# EXERCISE
Nothing in the records may be changed; reproduce all of them.

____ RECORDS SHOWN

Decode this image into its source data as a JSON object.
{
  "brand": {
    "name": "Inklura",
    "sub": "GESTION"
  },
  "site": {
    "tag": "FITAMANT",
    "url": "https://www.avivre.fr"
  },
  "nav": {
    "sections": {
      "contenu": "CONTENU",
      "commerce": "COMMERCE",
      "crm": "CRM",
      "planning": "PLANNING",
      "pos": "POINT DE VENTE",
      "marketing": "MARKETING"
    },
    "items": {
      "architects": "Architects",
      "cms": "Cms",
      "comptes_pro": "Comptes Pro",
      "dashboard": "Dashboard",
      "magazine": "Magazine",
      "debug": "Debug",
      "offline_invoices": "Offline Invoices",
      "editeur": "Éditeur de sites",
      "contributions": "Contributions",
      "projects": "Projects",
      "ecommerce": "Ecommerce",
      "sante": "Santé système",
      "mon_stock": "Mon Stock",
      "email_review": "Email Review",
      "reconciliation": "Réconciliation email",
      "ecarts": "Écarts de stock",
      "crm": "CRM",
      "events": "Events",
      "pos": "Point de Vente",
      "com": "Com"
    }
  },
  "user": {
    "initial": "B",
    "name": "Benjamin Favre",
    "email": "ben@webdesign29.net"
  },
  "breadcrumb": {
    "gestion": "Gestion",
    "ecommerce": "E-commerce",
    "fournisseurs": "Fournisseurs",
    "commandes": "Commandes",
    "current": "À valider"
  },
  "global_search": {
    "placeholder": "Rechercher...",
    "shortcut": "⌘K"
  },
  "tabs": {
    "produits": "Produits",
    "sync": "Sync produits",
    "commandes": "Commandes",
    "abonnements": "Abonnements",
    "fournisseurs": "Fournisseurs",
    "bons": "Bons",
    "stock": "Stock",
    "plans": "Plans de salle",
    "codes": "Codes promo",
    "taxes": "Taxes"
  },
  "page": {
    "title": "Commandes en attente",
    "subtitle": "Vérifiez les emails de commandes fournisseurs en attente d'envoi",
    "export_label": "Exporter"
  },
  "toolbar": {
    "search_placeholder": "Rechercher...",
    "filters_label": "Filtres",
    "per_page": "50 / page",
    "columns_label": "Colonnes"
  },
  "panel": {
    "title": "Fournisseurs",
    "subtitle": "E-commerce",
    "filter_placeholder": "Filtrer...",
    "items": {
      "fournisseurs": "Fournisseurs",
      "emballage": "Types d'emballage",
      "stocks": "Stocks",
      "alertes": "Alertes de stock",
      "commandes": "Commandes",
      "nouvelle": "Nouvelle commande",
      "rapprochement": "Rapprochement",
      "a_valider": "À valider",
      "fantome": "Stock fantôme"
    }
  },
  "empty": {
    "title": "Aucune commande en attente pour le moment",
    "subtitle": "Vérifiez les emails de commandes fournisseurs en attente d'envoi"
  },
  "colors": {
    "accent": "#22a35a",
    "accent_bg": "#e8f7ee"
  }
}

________

# ANSWER TO THIS EXERCISE
Decode this image into its source data as a JSON object.
{
  "brand": {
    "name": "Inklura",
    "sub": "GESTION"
  },
  "site": {
    "tag": "FITAMANT",
    "url": "https://www.avivre.fr"
  },
  "nav": {
    "sections": {
      "contenu": "CONTENU",
      "commerce": "COMMERCE",
      "crm": "CRM",
      "planning": "PLANNING",
      "pos": "POINT DE VENTE",
      "marketing": "MARKETING"
    },
    "items": {
      "architects": "Architects",
      "cms": "Cms",
      "comptes_pro": "Comptes Pro",
      "dashboard": "Dashboard",
      "magazine": "Magazine",
      "debug": "Debug",
      "offline_invoices": "Offline Invoices",
      "editeur": "Éditeur de sites",
      "contributions": "Contributions",
      "projects": "Projects",
      "ecommerce": "Ecommerce",
      "sante": "Santé système",
      "mon_stock": "Mon Stock",
      "email_review": "Email Review",
      "reconciliation": "Réconciliation email",
      "ecarts": "Écarts de stock",
      "crm": "CRM",
      "events": "Events",
      "pos": "Point de Vente",
      "com": "Com"
    }
  },
  "user": {
    "initial": "B",
    "name": "Benjamin Favre",
    "email": "ben@webdesign29.net"
  },
  "breadcrumb": {
    "gestion": "Gestion",
    "ecommerce": "E-commerce",
    "fournisseurs": "Fournisseurs",
    "commandes": "Commandes",
    "current": "À valider"
  },
  "global_search": {
    "placeholder": "Rechercher...",
    "shortcut": "⌘K"
  },
  "tabs": {
    "produits": "Produits",
    "sync": "Sync produits",
    "commandes": "Commandes",
    "abonnements": "Abonnements",
    "fournisseurs": "Fournisseurs",
    "bons": "Bons",
    "stock": "Stock",
    "plans": "Plans de salle",
    "codes": "Codes promo",
    "taxes": "Taxes"
  },
  "page": {
    "title": "Commandes en attente",
    "subtitle": "Vérifiez les emails de commandes fournisseurs en attente d'envoi",
    "export_label": "Exporter"
  },
  "toolbar": {
    "search_placeholder": "Rechercher...",
    "filters_label": "Filtres",
    "per_page": "50 / page",
    "columns_label": "Colonnes"
  },
  "panel": {
    "title": "Fournisseurs",
    "subtitle": "E-commerce",
    "filter_placeholder": "Filtrer...",
    "items": {
      "fournisseurs": "Fournisseurs",
      "emballage": "Types d'emballage",
      "stocks": "Stocks",
      "alertes": "Alertes de stock",
      "commandes": "Commandes",
      "nouvelle": "Nouvelle commande",
      "rapprochement": "Rapprochement",
      "a_valider": "À valider",
      "fantome": "Stock fantôme"
    }
  },
  "empty": {
    "title": "Aucune commande en attente pour le moment",
    "subtitle": "Vérifiez les emails de commandes fournisseurs en attente d'envoi"
  },
  "colors": {
    "accent": "#22a35a",
    "accent_bg": "#e8f7ee"
  }
}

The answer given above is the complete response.